The Obama administration is now boasting that one million people signed up for Obamacare in December. Maybe it’s true; maybe it’s not. The two things we know with certainty are (1) that the media won’t press for the truth and (2) that the media will work as one in the coming months to shill for Obamacare. The glitches are over; the wonders are on their way.
Yes, we who have not drunk the Kool Aid know that Obamacare will collapse under its own weight, but that doesn’t matter. All that the media hustlers need to do is keep those plates spinning until the day after the November 2014 election. After that, they’re home free no matter what happens.
And please don’t look to the Republican Party for help. It’s so busy trying to take out the Tea Party (it’s bad for business, doncha’ know?) that it’s ignoring the most wondrous political opportunity handed to it since . . . well, since never before.
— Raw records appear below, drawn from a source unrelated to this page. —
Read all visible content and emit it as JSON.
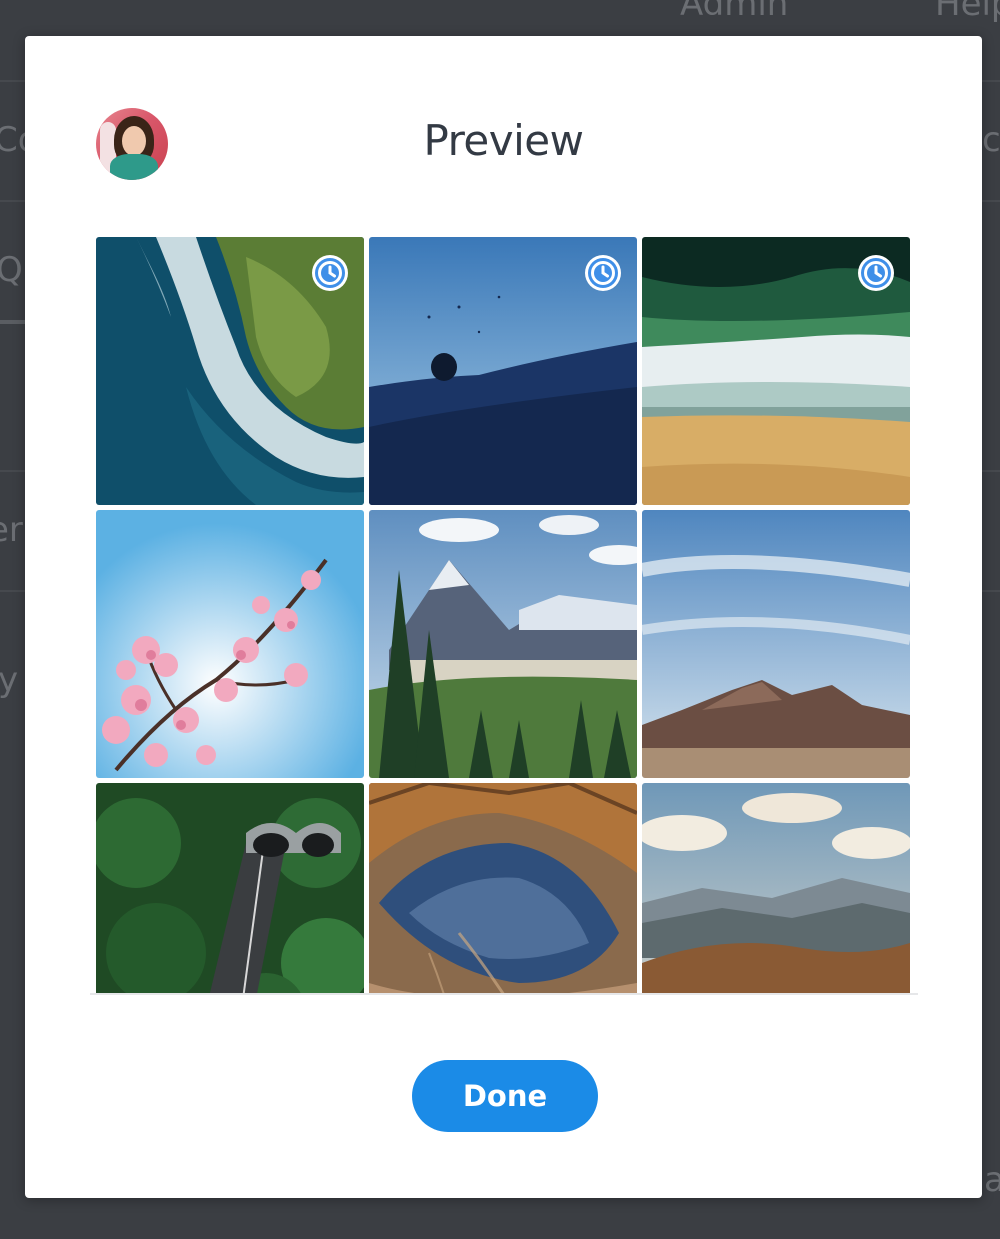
{
  "background": {
    "fragments": [
      "Admin",
      "Help",
      "Co",
      "Qu",
      "er",
      "y",
      "c",
      "ac"
    ]
  },
  "modal": {
    "title": "Preview",
    "done_label": "Done"
  },
  "photos": [
    {
      "name": "coast-aerial",
      "scheduled": true
    },
    {
      "name": "ocean-swimmer",
      "scheduled": true
    },
    {
      "name": "beach-waves-aerial",
      "scheduled": true
    },
    {
      "name": "cherry-blossom",
      "scheduled": false
    },
    {
      "name": "mountain-forest",
      "scheduled": false
    },
    {
      "name": "desert-mountain",
      "scheduled": false
    },
    {
      "name": "forest-tunnel-road",
      "scheduled": false
    },
    {
      "name": "crater-aerial",
      "scheduled": false
    },
    {
      "name": "mountain-valley",
      "scheduled": false
    }
  ],
  "colors": {
    "accent": "#1b8be7",
    "clock_badge": "#3f8fe8",
    "overlay": "#3b3e43"
  },
  "icons": {
    "scheduled": "clock-icon"
  }
}
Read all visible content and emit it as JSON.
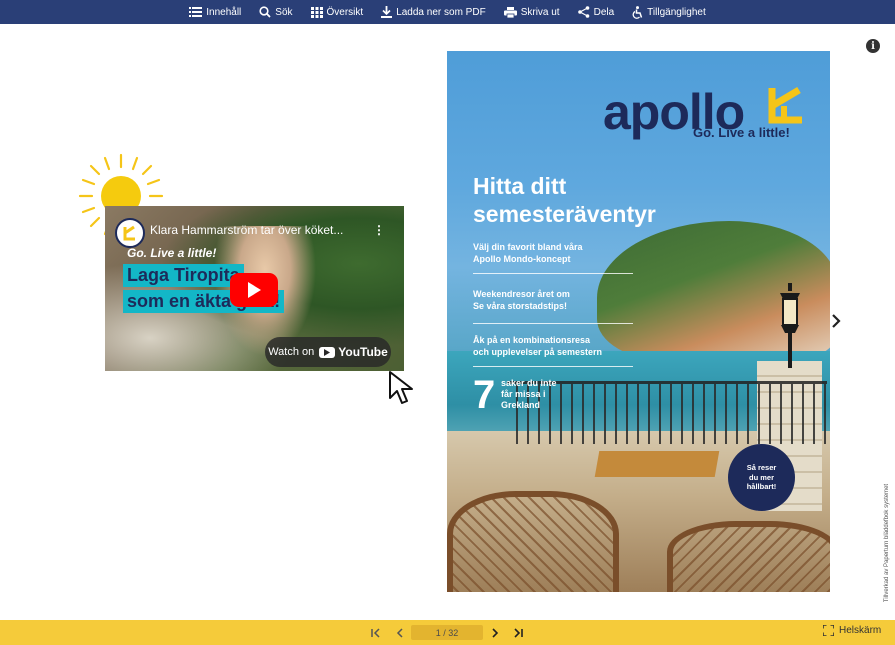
{
  "toolbar": {
    "items": [
      {
        "label": "Innehåll",
        "icon": "menu-icon"
      },
      {
        "label": "Sök",
        "icon": "search-icon"
      },
      {
        "label": "Översikt",
        "icon": "grid-icon"
      },
      {
        "label": "Ladda ner som PDF",
        "icon": "download-icon"
      },
      {
        "label": "Skriva ut",
        "icon": "print-icon"
      },
      {
        "label": "Dela",
        "icon": "share-icon"
      },
      {
        "label": "Tillgänglighet",
        "icon": "accessibility-icon"
      }
    ]
  },
  "video": {
    "title": "Klara Hammarström tar över köket...",
    "overlay_tagline": "Go. Live a little!",
    "headline_line1": "Laga Tiropita",
    "headline_line2": "som en äkta grek!",
    "watch_label": "Watch on",
    "watch_brand": "YouTube"
  },
  "cover": {
    "logo": "apollo",
    "tagline": "Go. Live a little!",
    "headline_line1": "Hitta ditt",
    "headline_line2": "semesteräventyr",
    "line1a": "Välj din favorit bland våra",
    "line1b": "Apollo Mondo-koncept",
    "line2a": "Weekendresor året om",
    "line2b": "Se våra storstadstips!",
    "line3a": "Åk på en kombinationsresa",
    "line3b": "och upplevelser på semestern",
    "seven_number": "7",
    "seven_a": "saker du inte",
    "seven_b": "får missa i",
    "seven_c": "Grekland",
    "badge_a": "Så reser",
    "badge_b": "du mer",
    "badge_c": "hållbart!"
  },
  "credit": "Tillverkad av Paperturn bläddefbok systemet",
  "pager": {
    "page_indicator": "1 / 32",
    "fullscreen_label": "Helskärm"
  },
  "colors": {
    "toolbar_bg": "#2a3f77",
    "bottombar_bg": "#f5cb3a",
    "brand_navy": "#1d2a5a",
    "brand_yellow": "#f5c518",
    "headline_highlight": "#13b7c7"
  }
}
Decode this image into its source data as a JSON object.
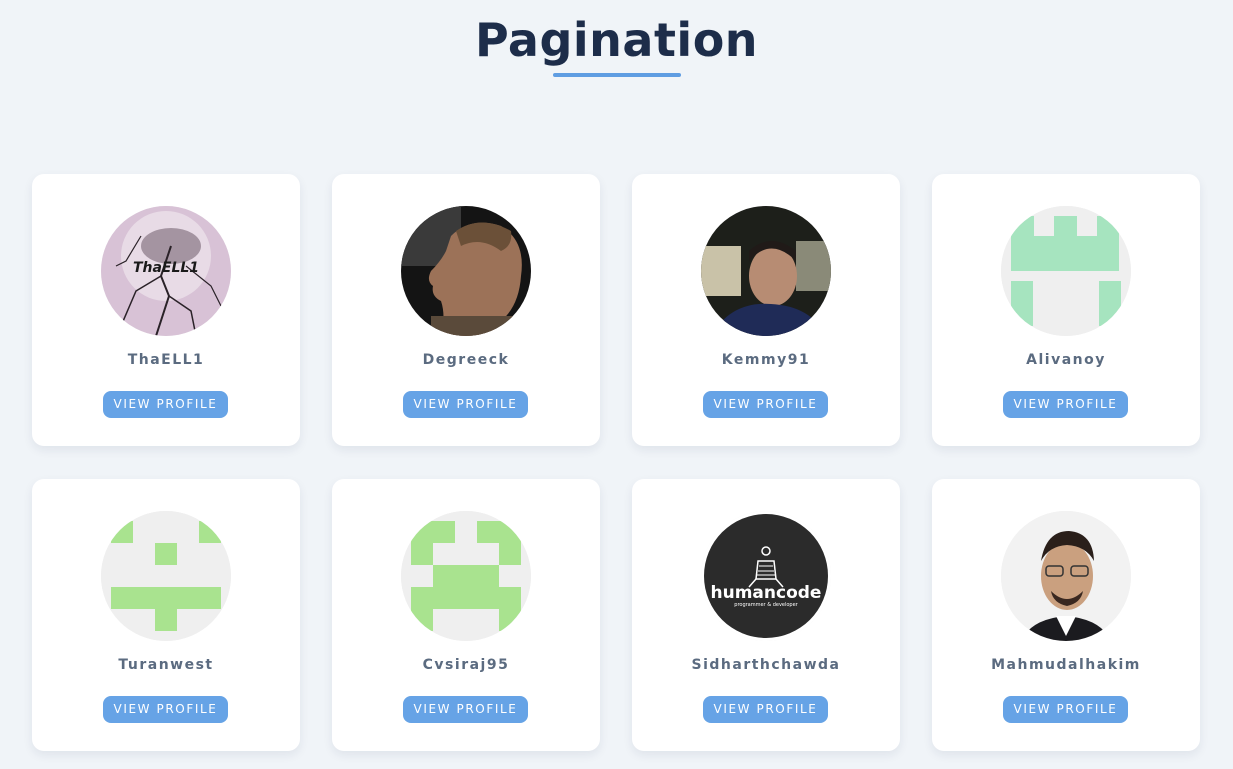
{
  "page": {
    "title": "Pagination"
  },
  "profiles": [
    {
      "name": "ThaELL1",
      "button": "VIEW PROFILE",
      "avatar_text": "ThaELL1"
    },
    {
      "name": "Degreeck",
      "button": "VIEW PROFILE"
    },
    {
      "name": "Kemmy91",
      "button": "VIEW PROFILE"
    },
    {
      "name": "Alivanoy",
      "button": "VIEW PROFILE"
    },
    {
      "name": "Turanwest",
      "button": "VIEW PROFILE"
    },
    {
      "name": "Cvsiraj95",
      "button": "VIEW PROFILE"
    },
    {
      "name": "Sidharthchawda",
      "button": "VIEW PROFILE",
      "avatar_text": "humancode",
      "avatar_subtext": "programmer & developer"
    },
    {
      "name": "Mahmudalhakim",
      "button": "VIEW PROFILE"
    }
  ],
  "colors": {
    "background": "#f0f4f8",
    "title": "#1d2d4a",
    "accent": "#5f9de2",
    "button": "#66a3e6",
    "identicon_teal": "#a6e4bf",
    "identicon_green": "#a9e38f"
  }
}
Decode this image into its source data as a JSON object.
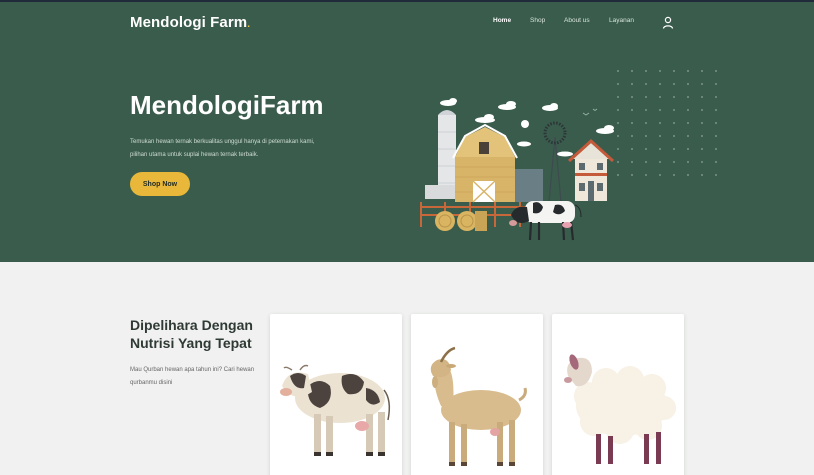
{
  "header": {
    "brand": "Mendologi Farm",
    "brand_dot": ".",
    "nav": [
      {
        "label": "Home",
        "active": true
      },
      {
        "label": "Shop",
        "active": false
      },
      {
        "label": "About us",
        "active": false
      },
      {
        "label": "Layanan",
        "active": false
      }
    ],
    "account_icon": "user-icon"
  },
  "hero": {
    "title": "MendologiFarm",
    "description": "Temukan hewan ternak berkualitas unggul hanya di peternakan kami, pilihan utama untuk suplai hewan ternak terbaik.",
    "cta_label": "Shop Now",
    "illustration": "farm-illustration-icon"
  },
  "section": {
    "title": "Dipelihara Dengan Nutrisi Yang Tepat",
    "description": "Mau Qurban hewan apa tahun ini? Cari hewan qurbanmu disini"
  },
  "cards": [
    {
      "animal": "cow-icon"
    },
    {
      "animal": "goat-icon"
    },
    {
      "animal": "sheep-icon"
    }
  ],
  "colors": {
    "hero_bg": "#3a5c4c",
    "accent": "#e9b83a",
    "page_bg": "#f0f1f0"
  }
}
Rick Moran sounds the warning, but don’t expect the money guys in the GOP to hear that tocsin:
Are Republicans smart enough to counter this propaganda with nightmare stories about sky-high premiums, the cancellation of perfectly good insurance policies, website errors, and other tragic experiences that ordinary people have had with Obamacare? Democrats couldn’t accuse them of cherry picking bad news when they’re cherry picking good news.
This is a long-term war to be played out over the coming years. What I don’t see yet is a commitment from the national Republican Party to engage the resources necessary to counter the Democrats move for move. There doesn’t appear to be a plan in place which means they’ll be improvising on the fly. That just won’t cut it.
With the Obamacare website now largely operational, the first phase of the battle is over. But unless the GOP stays on its toes, they are likely to be buried by the administration PR machine.
The Leftist PR machine is gearing up hard. Moreover, with this video as a graphic illustration, please remember that the agile Democrats are already on the move, while the Republicans are the ones sitting in the car: